You see Gapo’s motto “Fighting for Excellence” and “Aim High Olongapo” on the transportation jeepneys and trikes. The power of positive thinking is alive and well! And the prevailing mood really does seem to be pretty upbeat. I don’t feel uncomfortable walking around in the main areas after dark…although I probably wouldn’t stay out too late on my own.
How did these two neighbours evolve right next door to each other? Following the Spanish-American war in the late 1800s, Subic Bay became a U.S. naval and marine base. It was occupied by the Japanese during WWII, but the American’s regained control and eventually turned it into the home base of the U.S. 7th Fleet.
In its heyday, Subic Bay was home to the largest U.S. Naval Base in Asia. Olongapo grew up around it providing support and services and fun.
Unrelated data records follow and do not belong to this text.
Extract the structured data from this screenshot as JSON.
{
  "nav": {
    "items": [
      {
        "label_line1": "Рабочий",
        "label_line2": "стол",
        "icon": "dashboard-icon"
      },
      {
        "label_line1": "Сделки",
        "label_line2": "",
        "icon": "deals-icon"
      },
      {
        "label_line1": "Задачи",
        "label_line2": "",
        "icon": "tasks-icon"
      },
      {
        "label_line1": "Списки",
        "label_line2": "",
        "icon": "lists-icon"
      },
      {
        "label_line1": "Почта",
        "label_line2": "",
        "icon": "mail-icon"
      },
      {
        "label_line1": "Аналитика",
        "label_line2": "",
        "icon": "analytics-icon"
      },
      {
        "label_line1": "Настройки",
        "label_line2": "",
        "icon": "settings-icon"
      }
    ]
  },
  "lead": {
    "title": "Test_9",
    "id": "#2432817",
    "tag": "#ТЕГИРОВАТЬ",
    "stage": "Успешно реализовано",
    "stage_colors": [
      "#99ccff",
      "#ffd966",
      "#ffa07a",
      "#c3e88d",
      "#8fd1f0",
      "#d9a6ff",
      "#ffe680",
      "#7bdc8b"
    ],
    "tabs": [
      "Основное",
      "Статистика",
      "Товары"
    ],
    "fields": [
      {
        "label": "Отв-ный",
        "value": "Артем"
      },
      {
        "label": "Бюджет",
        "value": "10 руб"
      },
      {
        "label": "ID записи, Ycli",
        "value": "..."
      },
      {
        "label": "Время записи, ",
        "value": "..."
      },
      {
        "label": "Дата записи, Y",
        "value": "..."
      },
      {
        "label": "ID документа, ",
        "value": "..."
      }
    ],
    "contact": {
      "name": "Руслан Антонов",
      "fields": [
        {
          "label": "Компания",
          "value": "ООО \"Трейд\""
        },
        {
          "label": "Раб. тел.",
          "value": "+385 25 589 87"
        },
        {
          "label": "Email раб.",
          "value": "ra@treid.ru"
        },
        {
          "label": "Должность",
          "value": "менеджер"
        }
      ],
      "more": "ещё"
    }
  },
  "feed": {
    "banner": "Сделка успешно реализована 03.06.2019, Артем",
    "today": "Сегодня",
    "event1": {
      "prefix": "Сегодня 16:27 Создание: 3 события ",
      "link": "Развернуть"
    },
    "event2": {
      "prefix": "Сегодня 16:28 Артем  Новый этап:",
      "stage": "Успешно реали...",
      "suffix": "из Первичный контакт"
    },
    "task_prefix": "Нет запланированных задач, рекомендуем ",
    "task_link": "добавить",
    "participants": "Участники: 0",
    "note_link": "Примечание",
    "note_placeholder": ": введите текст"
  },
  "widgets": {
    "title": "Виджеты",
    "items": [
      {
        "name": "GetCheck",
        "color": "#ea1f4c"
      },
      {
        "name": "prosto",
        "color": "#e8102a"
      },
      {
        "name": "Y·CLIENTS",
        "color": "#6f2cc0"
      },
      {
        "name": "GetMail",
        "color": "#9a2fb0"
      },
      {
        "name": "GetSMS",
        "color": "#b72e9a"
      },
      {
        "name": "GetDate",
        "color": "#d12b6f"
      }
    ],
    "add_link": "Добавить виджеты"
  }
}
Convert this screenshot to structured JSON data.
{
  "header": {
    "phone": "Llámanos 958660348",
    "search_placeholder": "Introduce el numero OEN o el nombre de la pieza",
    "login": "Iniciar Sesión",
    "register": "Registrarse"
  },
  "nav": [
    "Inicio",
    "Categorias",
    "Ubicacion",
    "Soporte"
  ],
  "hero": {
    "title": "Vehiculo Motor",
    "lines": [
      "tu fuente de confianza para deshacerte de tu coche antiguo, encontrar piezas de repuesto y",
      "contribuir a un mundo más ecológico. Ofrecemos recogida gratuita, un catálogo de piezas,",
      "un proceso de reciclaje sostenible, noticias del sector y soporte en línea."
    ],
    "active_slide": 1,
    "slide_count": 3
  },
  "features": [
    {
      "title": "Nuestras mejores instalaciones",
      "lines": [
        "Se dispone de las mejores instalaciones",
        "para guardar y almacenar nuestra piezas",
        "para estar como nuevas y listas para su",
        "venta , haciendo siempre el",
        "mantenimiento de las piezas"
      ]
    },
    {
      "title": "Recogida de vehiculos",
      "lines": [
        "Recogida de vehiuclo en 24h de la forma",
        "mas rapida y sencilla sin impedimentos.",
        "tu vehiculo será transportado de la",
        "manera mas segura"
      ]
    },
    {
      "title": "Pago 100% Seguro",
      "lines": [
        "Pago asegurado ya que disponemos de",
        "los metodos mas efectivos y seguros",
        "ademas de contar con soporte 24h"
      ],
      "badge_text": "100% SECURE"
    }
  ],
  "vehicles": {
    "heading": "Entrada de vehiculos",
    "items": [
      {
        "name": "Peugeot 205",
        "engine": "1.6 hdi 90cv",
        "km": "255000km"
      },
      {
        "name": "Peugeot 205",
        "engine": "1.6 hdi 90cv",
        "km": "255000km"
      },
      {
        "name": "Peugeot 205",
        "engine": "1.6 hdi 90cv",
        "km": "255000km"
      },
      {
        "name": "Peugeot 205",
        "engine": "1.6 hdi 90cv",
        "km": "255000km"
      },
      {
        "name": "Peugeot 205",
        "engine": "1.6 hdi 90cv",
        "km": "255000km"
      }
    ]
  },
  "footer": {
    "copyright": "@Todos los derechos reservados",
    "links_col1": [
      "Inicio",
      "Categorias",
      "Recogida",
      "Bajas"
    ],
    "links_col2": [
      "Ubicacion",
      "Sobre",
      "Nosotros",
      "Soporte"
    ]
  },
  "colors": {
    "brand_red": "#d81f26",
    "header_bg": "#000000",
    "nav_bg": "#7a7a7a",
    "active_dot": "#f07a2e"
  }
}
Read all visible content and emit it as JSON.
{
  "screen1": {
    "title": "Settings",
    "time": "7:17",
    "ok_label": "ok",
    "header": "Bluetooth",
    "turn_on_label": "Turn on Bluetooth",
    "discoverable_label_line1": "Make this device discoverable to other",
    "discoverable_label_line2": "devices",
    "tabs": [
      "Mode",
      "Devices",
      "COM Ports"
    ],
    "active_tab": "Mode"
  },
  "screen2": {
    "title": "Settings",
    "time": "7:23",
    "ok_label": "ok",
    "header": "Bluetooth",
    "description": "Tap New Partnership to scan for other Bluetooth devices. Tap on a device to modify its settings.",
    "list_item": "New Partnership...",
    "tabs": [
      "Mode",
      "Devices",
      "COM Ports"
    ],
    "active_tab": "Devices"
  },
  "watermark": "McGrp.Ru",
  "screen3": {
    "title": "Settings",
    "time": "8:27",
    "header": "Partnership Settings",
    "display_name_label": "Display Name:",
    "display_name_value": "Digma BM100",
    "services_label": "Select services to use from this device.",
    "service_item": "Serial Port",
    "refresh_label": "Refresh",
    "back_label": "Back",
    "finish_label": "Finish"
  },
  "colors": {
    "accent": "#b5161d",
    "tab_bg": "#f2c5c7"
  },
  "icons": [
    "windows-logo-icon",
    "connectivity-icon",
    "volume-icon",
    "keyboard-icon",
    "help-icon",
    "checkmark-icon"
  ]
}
And then Black Saturday arrived on June 15, 1991. That’s the day Mount Pinatubo, less than 50 km to the north, erupted. It covered Subic, Olongapo, nearby Clark Air Force Base and everything in between with volcanic ash. To add to the misery, Typhoon Yunya arrived at the same time. As a result, the wet ash collapsed many structures and more than 800 people died.
Not long afterwards, the Americans pulled out completely. They were slated to leave anyway. Apparently, the Philippines government had voted not to renew their lease at Subic. The Pinatubo eruption just spurred things along. Recovery from the disaster took years. Recovery from the economic impact of the American withdrawal is still ongoing. It took some time for Subic and Clark to reinvent themselves into commercial zones.
U.S. naval ships continue to arrive for repairs, refueling, supplies and R&R. When the big ships are in, it’s a good time to avoid the line-ups at Starbucks. The dockyards are busy with retrofits to ships like Logos Hope and ferries.
Today, the giant Korean shipbuilder Hanjin employs more than 19,000 local workers at a shipyard across the bay. Opened in 2008, they’ve already produced 42 large oil tankers and bulk carriers, several of which are anchored in the harbour. I’ve heard there are plans afoot to expand and add another 10,000 workers.
The old Clark Air Force Base is now known as Clark International Airport and is the home of cheap flights to Hong Kong and other major Asian gateways. A great option close by if we have to make a visa run.
Subic Bay is a deep natural habour and protected anchorage. It’s an excellent place for us to figure out how MOKEN works, provision, begin exploring the waters and islands in the area, and sit out typhoon season, which usually lasts from May through October.
They say that late October to February are the coolest months, but with temperatures already hovering in the low 30s, I’m not sure I’m ready for the heat that comes from March to May. Torrid? You bet!